But the one aspect that might be hurting Michigan State most as it heads into Thursday night's game at Rutgers is foul trouble. Through 20 games, the Spartans rank 214th in the nation with 18.9 fouls a game.
And while few have fouled out — seven all season — it has hampered the Spartans significantly.
"I think we just have to adjust," senior guard Travis Trice said. "You can't blame the refs. The refs are gonna call the game the way they want to call it. The players have to adjust. If you can get away with being more physical, then do it, but if the next game they're calling it tight, you have to adjust.
"We've got to be smart. Some of the fouls we're getting are fouls that are 30-40 feet from the bucket or we missed a shot and were going for an offensive rebound and tried to get a steal."
It hasn't helped that in the last couple seasons there has been an emphasis on touch fouls away from the basket. It has hurt man-to-man defensive teams like Michigan State, a team built on toughness.
Against Nebraska, Michigan State was called for 27 fouls, while four players had two each in the first half. Similar problems plagued the Spartans the last four games, sometimes early in those games.
It has coach Tom Izzo contemplating playing some zone, something that previously never would have been a possibility.
But, Izzo also believes zone defenses are helping slow the game down, something that was supposed to be remedied with the emphasis on fouls.
"I've seen more zone this year than I've seen in the history of the game," Izzo said. "And people wonder why scoring is down.
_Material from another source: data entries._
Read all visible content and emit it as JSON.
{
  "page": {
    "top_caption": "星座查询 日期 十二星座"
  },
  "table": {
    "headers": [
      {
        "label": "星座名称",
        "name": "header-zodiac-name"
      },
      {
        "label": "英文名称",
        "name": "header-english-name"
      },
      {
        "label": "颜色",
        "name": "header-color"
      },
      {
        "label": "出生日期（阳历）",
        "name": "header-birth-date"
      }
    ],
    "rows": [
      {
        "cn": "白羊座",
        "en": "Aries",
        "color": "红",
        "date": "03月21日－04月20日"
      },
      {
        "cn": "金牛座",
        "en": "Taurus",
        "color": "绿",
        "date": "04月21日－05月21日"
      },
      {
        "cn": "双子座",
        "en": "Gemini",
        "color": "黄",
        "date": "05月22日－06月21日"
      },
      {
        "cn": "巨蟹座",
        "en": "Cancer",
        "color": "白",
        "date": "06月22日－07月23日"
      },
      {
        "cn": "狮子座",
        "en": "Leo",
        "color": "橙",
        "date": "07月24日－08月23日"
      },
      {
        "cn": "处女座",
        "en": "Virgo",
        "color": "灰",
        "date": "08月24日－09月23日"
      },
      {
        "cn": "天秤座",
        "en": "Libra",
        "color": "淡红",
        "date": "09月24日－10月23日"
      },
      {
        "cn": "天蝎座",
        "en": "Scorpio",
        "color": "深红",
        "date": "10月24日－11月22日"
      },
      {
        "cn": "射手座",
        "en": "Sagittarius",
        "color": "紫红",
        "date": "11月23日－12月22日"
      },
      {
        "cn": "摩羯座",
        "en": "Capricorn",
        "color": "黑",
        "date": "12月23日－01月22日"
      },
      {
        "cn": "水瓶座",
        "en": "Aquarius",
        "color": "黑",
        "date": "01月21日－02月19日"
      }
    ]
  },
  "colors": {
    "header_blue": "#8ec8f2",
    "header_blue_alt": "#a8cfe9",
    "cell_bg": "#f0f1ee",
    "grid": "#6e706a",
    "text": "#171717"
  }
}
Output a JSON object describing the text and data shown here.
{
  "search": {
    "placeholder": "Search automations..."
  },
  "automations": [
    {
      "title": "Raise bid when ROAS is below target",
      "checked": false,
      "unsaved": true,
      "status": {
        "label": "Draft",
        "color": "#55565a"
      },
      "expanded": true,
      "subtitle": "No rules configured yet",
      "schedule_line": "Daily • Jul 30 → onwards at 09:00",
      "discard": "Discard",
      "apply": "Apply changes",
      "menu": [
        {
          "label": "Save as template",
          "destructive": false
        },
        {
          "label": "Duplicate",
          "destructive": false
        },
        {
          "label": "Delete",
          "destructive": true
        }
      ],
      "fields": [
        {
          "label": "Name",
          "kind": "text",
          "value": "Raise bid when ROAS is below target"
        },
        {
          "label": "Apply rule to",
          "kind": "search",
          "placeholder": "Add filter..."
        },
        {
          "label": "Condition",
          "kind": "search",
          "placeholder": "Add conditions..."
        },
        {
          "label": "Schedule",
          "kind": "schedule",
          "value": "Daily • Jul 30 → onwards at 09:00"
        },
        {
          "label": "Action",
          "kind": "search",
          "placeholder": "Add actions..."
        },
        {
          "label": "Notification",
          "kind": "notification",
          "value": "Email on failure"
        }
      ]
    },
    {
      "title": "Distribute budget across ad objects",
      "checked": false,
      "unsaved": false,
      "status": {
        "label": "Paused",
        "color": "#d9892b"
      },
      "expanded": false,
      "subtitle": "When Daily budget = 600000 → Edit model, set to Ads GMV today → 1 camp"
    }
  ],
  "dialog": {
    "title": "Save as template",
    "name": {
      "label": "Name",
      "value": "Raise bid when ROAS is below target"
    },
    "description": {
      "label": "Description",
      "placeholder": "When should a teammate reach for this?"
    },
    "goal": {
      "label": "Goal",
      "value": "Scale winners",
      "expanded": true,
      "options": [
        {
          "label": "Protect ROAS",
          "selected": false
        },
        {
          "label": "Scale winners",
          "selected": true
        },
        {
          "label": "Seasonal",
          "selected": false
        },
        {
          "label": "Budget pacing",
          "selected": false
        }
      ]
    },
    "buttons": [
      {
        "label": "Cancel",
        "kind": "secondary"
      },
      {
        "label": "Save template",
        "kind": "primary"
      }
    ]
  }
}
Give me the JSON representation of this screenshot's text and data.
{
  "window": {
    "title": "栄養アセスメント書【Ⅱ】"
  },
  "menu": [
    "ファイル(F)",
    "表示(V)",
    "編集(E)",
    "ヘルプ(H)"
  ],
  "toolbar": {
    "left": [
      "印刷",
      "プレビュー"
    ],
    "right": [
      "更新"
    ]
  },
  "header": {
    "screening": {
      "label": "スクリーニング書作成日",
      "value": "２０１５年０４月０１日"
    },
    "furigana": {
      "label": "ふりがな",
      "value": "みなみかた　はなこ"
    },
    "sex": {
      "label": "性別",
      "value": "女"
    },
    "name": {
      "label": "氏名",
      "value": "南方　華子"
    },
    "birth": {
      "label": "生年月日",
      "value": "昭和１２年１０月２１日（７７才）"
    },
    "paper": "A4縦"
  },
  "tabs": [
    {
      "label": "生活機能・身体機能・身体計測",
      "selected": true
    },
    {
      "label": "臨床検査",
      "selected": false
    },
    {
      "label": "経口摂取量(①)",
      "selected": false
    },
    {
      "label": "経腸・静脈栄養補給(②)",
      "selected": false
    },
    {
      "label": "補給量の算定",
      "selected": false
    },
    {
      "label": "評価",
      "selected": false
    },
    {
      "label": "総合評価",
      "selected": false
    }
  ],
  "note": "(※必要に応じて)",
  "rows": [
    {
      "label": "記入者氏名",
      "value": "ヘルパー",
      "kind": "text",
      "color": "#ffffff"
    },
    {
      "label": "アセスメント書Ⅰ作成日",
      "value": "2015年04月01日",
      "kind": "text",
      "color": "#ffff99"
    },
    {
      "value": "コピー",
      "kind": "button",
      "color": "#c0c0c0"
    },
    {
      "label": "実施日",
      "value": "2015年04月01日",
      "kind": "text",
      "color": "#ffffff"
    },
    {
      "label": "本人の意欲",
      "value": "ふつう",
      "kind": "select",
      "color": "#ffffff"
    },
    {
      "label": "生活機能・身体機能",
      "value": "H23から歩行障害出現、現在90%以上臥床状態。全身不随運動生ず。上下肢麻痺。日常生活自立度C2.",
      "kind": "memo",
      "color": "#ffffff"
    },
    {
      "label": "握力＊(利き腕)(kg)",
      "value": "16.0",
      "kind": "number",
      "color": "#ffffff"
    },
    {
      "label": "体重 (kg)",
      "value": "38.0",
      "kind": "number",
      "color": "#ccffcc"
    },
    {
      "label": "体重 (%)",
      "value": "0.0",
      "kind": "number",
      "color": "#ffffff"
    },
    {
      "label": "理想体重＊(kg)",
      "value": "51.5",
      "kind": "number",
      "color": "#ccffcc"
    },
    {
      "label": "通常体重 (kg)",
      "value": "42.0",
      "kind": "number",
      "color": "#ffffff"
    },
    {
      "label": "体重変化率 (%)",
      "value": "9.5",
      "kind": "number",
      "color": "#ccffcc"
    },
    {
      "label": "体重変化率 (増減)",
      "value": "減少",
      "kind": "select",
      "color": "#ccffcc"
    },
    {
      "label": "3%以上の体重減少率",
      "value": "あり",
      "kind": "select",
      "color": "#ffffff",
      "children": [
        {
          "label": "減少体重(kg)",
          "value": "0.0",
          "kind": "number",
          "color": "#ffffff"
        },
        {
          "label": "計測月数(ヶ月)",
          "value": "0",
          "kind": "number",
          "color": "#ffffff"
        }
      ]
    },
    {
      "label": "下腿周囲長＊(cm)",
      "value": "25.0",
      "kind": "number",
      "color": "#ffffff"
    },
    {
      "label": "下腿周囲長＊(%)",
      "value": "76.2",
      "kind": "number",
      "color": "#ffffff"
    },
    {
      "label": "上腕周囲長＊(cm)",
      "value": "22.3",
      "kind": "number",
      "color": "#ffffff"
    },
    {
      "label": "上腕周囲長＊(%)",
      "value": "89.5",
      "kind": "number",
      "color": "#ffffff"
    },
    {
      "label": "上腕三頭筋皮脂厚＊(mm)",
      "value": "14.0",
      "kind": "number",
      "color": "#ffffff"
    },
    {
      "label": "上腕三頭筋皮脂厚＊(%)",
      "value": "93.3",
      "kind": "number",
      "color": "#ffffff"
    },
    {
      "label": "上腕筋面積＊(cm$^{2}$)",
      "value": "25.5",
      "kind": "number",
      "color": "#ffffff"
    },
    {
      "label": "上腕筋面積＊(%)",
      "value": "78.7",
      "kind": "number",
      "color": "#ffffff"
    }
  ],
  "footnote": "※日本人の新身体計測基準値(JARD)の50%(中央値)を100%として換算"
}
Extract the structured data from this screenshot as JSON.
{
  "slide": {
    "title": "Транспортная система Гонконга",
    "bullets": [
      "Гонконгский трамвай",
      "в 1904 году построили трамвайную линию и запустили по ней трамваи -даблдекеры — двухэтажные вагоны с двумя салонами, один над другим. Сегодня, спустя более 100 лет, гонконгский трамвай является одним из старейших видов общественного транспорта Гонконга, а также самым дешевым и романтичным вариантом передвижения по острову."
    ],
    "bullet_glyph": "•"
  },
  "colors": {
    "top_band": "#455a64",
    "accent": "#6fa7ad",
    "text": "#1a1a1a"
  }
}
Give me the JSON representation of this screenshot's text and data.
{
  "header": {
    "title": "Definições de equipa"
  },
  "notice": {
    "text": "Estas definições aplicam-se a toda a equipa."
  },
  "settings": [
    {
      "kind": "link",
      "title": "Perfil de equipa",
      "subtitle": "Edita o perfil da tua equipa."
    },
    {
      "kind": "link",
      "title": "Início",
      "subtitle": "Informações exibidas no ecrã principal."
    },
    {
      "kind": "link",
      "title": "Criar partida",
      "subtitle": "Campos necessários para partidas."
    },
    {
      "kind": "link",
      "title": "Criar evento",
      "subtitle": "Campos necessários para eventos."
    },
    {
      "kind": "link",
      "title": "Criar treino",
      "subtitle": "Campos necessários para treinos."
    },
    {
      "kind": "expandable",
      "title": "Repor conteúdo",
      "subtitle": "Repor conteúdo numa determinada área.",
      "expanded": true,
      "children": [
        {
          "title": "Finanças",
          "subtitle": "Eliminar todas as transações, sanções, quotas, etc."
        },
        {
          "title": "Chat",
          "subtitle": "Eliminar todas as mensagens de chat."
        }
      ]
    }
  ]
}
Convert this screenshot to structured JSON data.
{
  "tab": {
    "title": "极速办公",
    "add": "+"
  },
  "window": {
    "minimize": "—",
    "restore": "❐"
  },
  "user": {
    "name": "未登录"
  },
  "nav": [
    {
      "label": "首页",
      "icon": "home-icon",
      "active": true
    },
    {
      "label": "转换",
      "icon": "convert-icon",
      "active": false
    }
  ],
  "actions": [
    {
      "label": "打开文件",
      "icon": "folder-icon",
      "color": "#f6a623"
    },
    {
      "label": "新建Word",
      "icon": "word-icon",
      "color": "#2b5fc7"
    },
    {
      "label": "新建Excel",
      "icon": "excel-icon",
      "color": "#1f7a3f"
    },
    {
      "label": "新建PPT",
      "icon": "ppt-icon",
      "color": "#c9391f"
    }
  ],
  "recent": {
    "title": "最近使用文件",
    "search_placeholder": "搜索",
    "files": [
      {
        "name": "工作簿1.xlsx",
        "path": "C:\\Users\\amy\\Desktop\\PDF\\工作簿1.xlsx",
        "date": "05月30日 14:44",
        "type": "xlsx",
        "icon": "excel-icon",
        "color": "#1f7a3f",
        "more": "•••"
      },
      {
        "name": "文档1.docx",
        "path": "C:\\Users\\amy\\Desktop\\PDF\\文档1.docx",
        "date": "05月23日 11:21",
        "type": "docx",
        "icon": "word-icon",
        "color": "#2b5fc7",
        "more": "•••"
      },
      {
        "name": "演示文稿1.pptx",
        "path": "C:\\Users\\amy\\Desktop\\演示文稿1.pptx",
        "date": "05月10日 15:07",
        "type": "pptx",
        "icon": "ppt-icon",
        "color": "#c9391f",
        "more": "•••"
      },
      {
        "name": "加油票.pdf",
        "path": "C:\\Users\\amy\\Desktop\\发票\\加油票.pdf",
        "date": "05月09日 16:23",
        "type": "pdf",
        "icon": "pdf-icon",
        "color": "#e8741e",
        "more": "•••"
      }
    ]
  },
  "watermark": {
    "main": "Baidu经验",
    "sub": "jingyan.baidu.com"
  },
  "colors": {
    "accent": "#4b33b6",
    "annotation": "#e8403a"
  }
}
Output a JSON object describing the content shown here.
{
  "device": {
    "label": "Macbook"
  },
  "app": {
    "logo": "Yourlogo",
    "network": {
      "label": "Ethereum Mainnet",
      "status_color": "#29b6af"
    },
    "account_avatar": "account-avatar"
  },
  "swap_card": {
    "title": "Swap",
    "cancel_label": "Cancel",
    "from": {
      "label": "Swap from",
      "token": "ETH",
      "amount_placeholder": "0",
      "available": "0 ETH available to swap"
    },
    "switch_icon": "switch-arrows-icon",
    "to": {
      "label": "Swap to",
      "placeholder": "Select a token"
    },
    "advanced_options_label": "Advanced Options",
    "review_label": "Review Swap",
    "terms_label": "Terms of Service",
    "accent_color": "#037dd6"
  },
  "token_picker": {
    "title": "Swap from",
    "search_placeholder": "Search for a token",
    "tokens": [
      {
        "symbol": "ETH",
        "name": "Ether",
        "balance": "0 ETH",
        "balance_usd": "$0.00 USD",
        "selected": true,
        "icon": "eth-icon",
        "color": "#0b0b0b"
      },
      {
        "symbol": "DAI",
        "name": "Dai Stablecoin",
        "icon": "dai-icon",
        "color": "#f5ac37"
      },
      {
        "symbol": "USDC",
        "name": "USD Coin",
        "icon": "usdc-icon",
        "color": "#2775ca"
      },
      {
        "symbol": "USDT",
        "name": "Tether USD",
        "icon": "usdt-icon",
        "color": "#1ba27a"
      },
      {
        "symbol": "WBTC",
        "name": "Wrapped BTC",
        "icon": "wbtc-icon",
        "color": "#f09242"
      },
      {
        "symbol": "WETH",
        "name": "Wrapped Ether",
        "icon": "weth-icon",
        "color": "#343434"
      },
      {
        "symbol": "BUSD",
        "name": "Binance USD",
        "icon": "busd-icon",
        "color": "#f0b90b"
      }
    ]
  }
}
When you zone somebody it takes longer to score, offenses are gonna be slower and I think we outfoxed ourselves a bit with the rule changes. We want to speed up the game and have more scoring and it has worked in the opposite.
"And what happens with the rule changes is the best players are on the bench."
That's the aspect that has hurt Michigan State.
Against Nebraska, centers Gavin Schilling and Matt Costello spent significant first-half minutes on the bench, as did guard Denzel Valentine. It has been a problem on and off all season, and usually leads to decisive runs late in the first half against the Spartans.
That happened at Nebraska and Maryland, and turned the Northwestern and Penn State games into nail-biters.
"I watched the film of the (Nebraska) game and I swear some things are to the point of everything being touch (fouls)," Izzo said. "(Valentine's) two fouls were unbelievable. We talk about all our problems and we've had a few, but more than anything we had four starters on the bench.
"When we're in a lot of foul trouble we don't play the kind of defense we used to play. ... But we need to do a better job."
And if Michigan State finds itself in that spot again tonight, don't be surprised if Izzo uses a bit of zone to overcome it. Michigan State will be challenged by Rutgers guard Miles Mack, who can get in the lane, and forward Kadeem Jack, who can score in the post.
"He is a really good player and definitely one of the keys to the game is to slow him down," Trice said of Mack. "They have good guys and are a solid team."
Michigan State at Rutgers
Tip-off: 6 p.m. Thursday, Rutgers Athletic Center, Piscataway, N.J.
Records: Michigan State 13-7 (4-3 Big Ten), Rutgers 10-11 (2-6)
Outlook: This is only the second meeting between the teams, the first as members of the Big Ten. The last meeting was in the championship of the Lobo Invitational in Albuquerque in 1970. … Rutgers handed conference-leading Wisconsin its only Big Ten loss.